■ WHAT YOU SHOULD DO
Retype the records below exactly. Leave nothing out.

Items from a dataset
--------------------

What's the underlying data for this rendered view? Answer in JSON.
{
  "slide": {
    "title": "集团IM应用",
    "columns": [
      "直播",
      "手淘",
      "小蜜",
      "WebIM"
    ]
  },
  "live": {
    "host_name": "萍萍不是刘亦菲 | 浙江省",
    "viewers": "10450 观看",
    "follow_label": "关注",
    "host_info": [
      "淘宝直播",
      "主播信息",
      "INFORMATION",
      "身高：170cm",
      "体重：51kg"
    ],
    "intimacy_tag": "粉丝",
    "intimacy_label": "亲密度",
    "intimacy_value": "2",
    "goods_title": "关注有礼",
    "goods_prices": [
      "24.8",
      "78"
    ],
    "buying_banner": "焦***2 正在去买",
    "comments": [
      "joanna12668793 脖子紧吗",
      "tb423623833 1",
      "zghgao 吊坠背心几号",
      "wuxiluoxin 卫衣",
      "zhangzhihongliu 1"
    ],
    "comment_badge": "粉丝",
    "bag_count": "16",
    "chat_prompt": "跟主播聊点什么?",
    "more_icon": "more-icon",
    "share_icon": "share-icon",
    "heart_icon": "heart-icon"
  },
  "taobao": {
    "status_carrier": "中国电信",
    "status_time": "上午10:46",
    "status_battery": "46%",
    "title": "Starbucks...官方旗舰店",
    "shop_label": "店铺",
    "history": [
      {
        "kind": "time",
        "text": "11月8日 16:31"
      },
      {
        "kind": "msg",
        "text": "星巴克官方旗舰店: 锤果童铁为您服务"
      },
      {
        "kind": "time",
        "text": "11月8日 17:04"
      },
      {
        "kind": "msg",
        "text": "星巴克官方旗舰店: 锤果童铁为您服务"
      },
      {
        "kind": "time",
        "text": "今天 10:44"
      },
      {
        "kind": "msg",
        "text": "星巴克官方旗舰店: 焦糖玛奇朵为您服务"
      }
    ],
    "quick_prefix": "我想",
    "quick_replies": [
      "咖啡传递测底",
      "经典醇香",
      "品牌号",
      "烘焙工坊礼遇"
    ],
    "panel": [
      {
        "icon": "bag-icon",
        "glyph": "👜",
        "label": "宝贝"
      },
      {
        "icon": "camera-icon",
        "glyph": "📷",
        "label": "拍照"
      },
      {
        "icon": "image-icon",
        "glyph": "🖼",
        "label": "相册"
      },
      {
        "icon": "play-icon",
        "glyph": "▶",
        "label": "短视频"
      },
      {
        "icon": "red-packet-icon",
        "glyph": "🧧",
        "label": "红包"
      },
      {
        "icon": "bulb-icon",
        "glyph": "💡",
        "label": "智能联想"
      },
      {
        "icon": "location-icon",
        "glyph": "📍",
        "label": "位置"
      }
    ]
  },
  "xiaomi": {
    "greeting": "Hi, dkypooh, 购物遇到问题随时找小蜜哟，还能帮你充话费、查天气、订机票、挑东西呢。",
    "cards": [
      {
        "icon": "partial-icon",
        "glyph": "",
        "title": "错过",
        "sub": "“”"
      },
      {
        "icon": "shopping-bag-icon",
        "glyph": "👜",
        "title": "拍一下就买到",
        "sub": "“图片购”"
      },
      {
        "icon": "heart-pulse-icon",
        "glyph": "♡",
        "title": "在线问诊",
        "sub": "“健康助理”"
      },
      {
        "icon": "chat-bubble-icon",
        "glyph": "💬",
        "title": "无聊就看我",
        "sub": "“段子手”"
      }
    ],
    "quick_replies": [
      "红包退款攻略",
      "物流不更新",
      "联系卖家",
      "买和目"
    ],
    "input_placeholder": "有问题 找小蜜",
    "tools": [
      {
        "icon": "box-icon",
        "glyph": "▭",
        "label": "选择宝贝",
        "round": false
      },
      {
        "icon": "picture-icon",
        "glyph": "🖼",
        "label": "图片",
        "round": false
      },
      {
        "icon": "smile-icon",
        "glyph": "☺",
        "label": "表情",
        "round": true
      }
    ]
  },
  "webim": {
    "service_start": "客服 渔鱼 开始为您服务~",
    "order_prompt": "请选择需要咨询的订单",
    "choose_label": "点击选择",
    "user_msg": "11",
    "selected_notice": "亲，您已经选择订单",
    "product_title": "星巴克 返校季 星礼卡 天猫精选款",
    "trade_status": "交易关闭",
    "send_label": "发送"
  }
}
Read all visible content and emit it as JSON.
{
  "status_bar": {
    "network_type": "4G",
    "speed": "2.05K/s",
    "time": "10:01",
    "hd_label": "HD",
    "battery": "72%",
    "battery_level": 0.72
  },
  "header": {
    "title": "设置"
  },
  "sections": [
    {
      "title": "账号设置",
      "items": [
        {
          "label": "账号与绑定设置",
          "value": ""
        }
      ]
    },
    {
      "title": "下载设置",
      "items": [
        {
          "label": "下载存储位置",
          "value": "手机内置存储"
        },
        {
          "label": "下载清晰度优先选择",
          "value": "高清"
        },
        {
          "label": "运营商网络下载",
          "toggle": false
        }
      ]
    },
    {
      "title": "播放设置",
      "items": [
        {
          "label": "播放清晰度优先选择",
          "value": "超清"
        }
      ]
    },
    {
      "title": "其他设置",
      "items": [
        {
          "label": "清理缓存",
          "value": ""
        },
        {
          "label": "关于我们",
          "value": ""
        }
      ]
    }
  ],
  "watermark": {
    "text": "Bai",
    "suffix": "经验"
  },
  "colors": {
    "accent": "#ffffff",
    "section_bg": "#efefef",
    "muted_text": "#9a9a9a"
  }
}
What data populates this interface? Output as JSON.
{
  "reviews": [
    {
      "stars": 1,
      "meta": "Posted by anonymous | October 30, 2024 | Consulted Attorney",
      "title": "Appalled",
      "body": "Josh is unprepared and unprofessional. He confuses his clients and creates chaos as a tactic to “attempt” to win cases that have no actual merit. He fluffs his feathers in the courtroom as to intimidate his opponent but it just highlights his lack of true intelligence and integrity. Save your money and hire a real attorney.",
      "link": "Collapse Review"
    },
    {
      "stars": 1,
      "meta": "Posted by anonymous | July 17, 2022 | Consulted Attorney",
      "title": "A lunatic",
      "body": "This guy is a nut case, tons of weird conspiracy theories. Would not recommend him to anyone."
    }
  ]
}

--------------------

■ COMPLETED EXERCISE
What's the underlying data for this rendered view? Answer in JSON.
{
  "slide": {
    "title": "集团IM应用",
    "columns": [
      "直播",
      "手淘",
      "小蜜",
      "WebIM"
    ]
  },
  "live": {
    "host_name": "萍萍不是刘亦菲 | 浙江省",
    "viewers": "10450 观看",
    "follow_label": "关注",
    "host_info": [
      "淘宝直播",
      "主播信息",
      "INFORMATION",
      "身高：170cm",
      "体重：51kg"
    ],
    "intimacy_tag": "粉丝",
    "intimacy_label": "亲密度",
    "intimacy_value": "2",
    "goods_title": "关注有礼",
    "goods_prices": [
      "24.8",
      "78"
    ],
    "buying_banner": "焦***2 正在去买",
    "comments": [
      "joanna12668793 脖子紧吗",
      "tb423623833 1",
      "zghgao 吊坠背心几号",
      "wuxiluoxin 卫衣",
      "zhangzhihongliu 1"
    ],
    "comment_badge": "粉丝",
    "bag_count": "16",
    "chat_prompt": "跟主播聊点什么?",
    "more_icon": "more-icon",
    "share_icon": "share-icon",
    "heart_icon": "heart-icon"
  },
  "taobao": {
    "status_carrier": "中国电信",
    "status_time": "上午10:46",
    "status_battery": "46%",
    "title": "Starbucks...官方旗舰店",
    "shop_label": "店铺",
    "history": [
      {
        "kind": "time",
        "text": "11月8日 16:31"
      },
      {
        "kind": "msg",
        "text": "星巴克官方旗舰店: 锤果童铁为您服务"
      },
      {
        "kind": "time",
        "text": "11月8日 17:04"
      },
      {
        "kind": "msg",
        "text": "星巴克官方旗舰店: 锤果童铁为您服务"
      },
      {
        "kind": "time",
        "text": "今天 10:44"
      },
      {
        "kind": "msg",
        "text": "星巴克官方旗舰店: 焦糖玛奇朵为您服务"
      }
    ],
    "quick_prefix": "我想",
    "quick_replies": [
      "咖啡传递测底",
      "经典醇香",
      "品牌号",
      "烘焙工坊礼遇"
    ],
    "panel": [
      {
        "icon": "bag-icon",
        "glyph": "👜",
        "label": "宝贝"
      },
      {
        "icon": "camera-icon",
        "glyph": "📷",
        "label": "拍照"
      },
      {
        "icon": "image-icon",
        "glyph": "🖼",
        "label": "相册"
      },
      {
        "icon": "play-icon",
        "glyph": "▶",
        "label": "短视频"
      },
      {
        "icon": "red-packet-icon",
        "glyph": "🧧",
        "label": "红包"
      },
      {
        "icon": "bulb-icon",
        "glyph": "💡",
        "label": "智能联想"
      },
      {
        "icon": "location-icon",
        "glyph": "📍",
        "label": "位置"
      }
    ]
  },
  "xiaomi": {
    "greeting": "Hi, dkypooh, 购物遇到问题随时找小蜜哟，还能帮你充话费、查天气、订机票、挑东西呢。",
    "cards": [
      {
        "icon": "partial-icon",
        "glyph": "",
        "title": "错过",
        "sub": "“”"
      },
      {
        "icon": "shopping-bag-icon",
        "glyph": "👜",
        "title": "拍一下就买到",
        "sub": "“图片购”"
      },
      {
        "icon": "heart-pulse-icon",
        "glyph": "♡",
        "title": "在线问诊",
        "sub": "“健康助理”"
      },
      {
        "icon": "chat-bubble-icon",
        "glyph": "💬",
        "title": "无聊就看我",
        "sub": "“段子手”"
      }
    ],
    "quick_replies": [
      "红包退款攻略",
      "物流不更新",
      "联系卖家",
      "买和目"
    ],
    "input_placeholder": "有问题 找小蜜",
    "tools": [
      {
        "icon": "box-icon",
        "glyph": "▭",
        "label": "选择宝贝",
        "round": false
      },
      {
        "icon": "picture-icon",
        "glyph": "🖼",
        "label": "图片",
        "round": false
      },
      {
        "icon": "smile-icon",
        "glyph": "☺",
        "label": "表情",
        "round": true
      }
    ]
  },
  "webim": {
    "service_start": "客服 渔鱼 开始为您服务~",
    "order_prompt": "请选择需要咨询的订单",
    "choose_label": "点击选择",
    "user_msg": "11",
    "selected_notice": "亲，您已经选择订单",
    "product_title": "星巴克 返校季 星礼卡 天猫精选款",
    "trade_status": "交易关闭",
    "send_label": "发送"
  }
}
Read all visible content and emit it as JSON.
{
  "status_bar": {
    "network_type": "4G",
    "speed": "2.05K/s",
    "time": "10:01",
    "hd_label": "HD",
    "battery": "72%",
    "battery_level": 0.72
  },
  "header": {
    "title": "设置"
  },
  "sections": [
    {
      "title": "账号设置",
      "items": [
        {
          "label": "账号与绑定设置",
          "value": ""
        }
      ]
    },
    {
      "title": "下载设置",
      "items": [
        {
          "label": "下载存储位置",
          "value": "手机内置存储"
        },
        {
          "label": "下载清晰度优先选择",
          "value": "高清"
        },
        {
          "label": "运营商网络下载",
          "toggle": false
        }
      ]
    },
    {
      "title": "播放设置",
      "items": [
        {
          "label": "播放清晰度优先选择",
          "value": "超清"
        }
      ]
    },
    {
      "title": "其他设置",
      "items": [
        {
          "label": "清理缓存",
          "value": ""
        },
        {
          "label": "关于我们",
          "value": ""
        }
      ]
    }
  ],
  "watermark": {
    "text": "Bai",
    "suffix": "经验"
  },
  "colors": {
    "accent": "#ffffff",
    "section_bg": "#efefef",
    "muted_text": "#9a9a9a"
  }
}
What data populates this interface? Output as JSON.
{
  "reviews": [
    {
      "stars": 1,
      "meta": "Posted by anonymous | October 30, 2024 | Consulted Attorney",
      "title": "Appalled",
      "body": "Josh is unprepared and unprofessional. He confuses his clients and creates chaos as a tactic to “attempt” to win cases that have no actual merit. He fluffs his feathers in the courtroom as to intimidate his opponent but it just highlights his lack of true intelligence and integrity. Save your money and hire a real attorney.",
      "link": "Collapse Review"
    },
    {
      "stars": 1,
      "meta": "Posted by anonymous | July 17, 2022 | Consulted Attorney",
      "title": "A lunatic",
      "body": "This guy is a nut case, tons of weird conspiracy theories. Would not recommend him to anyone."
    }
  ]
}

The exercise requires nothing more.